The artist makes incredible handmade quilts inspired by the feeling of being overwhelmed.

Artist Justin Chance’s reverence for writing is evident. Through double entendre and other jeu de mots, he develops titles that carefully amuse his audiences — his ecstatic charm nearly puckish in its ability to complicate as it elucidates. For his first solo exhibition at Tara Downs gallery in New York, he began with the title, Live, a play on the homonym /liv/ the verb and /laiv/ the adjective, eliciting a dual meaning — both aliveness and its eventual mortality, and the immediacy of the moment — existence and instance. While the works in the show span two calendars commemorating the twin towers (along with a third calendar created by Chance including dates of personal loss for the artist) and an image of the late Jenni Crain, a close friend of the artist who passed in 2021, much of the exhibition’s focus is a series of quilts, each evoking a state or concept related to being overloaded and overwhelmed. Quilts like Green Screen (2022–23) and Black Box (2023) are handspun effigies of media culture, signaling intrinsic transmutation and postmortem surveillance. Other titles, like Depression (2022) and Aloha Sadness (2022-23) point with a waggish finesse to melancholia and desperate isolation.
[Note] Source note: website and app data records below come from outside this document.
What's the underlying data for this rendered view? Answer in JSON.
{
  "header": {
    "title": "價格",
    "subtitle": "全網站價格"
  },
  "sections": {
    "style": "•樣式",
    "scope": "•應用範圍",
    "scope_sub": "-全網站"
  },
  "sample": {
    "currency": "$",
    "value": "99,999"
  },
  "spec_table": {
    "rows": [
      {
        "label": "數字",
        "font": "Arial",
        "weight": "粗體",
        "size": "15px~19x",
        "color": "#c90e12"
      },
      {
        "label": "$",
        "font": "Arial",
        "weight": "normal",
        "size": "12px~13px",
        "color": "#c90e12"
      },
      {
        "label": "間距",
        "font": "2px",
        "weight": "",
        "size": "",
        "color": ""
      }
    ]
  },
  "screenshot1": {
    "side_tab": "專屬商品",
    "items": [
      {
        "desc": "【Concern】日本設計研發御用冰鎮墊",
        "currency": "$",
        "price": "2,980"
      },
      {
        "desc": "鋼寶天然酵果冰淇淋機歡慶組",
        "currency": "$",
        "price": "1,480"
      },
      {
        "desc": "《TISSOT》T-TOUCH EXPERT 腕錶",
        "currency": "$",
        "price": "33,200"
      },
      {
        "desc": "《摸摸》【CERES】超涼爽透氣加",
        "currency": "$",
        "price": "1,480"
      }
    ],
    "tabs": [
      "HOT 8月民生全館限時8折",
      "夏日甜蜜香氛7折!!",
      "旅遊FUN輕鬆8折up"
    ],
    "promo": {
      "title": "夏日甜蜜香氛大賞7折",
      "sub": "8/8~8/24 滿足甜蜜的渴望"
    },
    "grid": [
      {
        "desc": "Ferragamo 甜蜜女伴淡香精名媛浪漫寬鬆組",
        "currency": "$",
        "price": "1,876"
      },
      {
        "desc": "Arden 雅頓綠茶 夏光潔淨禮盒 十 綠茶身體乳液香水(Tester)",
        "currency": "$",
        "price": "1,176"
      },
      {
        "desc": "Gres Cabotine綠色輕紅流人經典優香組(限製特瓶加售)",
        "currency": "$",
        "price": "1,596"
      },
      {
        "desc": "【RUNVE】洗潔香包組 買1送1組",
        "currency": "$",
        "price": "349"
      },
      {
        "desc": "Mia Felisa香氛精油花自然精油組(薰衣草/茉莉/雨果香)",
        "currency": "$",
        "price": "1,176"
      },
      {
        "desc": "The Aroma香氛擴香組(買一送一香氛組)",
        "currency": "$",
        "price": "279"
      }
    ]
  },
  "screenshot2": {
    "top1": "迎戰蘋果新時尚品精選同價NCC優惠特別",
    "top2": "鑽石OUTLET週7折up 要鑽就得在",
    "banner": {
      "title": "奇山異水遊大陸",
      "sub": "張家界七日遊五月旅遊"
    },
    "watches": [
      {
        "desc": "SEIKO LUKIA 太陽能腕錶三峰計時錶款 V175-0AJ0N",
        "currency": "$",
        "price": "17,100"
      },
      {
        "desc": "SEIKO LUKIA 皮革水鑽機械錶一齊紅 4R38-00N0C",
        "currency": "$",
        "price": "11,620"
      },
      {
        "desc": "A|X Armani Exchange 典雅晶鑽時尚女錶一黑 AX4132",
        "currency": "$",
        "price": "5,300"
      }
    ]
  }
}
Both overtly and covertly, the exhibition examines loss — of people, of place, of time, of image.


“Green Screen” (2023).


“Textbook” (2022-2023).


“Aloha Sadness” (2022-2023).


“Depression” (2022).





Chance uses a wet felting method to make a surface from scratch by soaping, stretching, and then rolling wool with bamboo mats. He then builds the quilt’s design by adding tufts of raw wool piece by piece by poking fibers into place with a hooked felting needle. The additive process allows him to mix hues and develop tones and shadows, building them into vibrant compositions. Lastly, he adds a top layer of hand-dyed silk organza and a back layer of cotton, all sewn together to embed the felted layer and partially obscure its content, sometimes burning small holes into the completed quilts. Stained, speckled, and ribbed by stitched lines, the multilayer suzanis lay flat on the wall, displaying their irregular proportions and distinctive birthmarks. They exist in anachronistic tension as freshly made relics, rewarding the viewer who takes the time to examine their multiplicity.


“Black Box” (2023).


“Violence” (2022-2023).


“A Good Man Is Hard To Find” (2022).



Justin Chance photographed at his studio, Brooklyn, New York. April 2023.


Main image: Coverall by CDLP x JWAN YOSEF. Above: Pants by LOEWE.



This story is printed in GAYLETTER issue 18.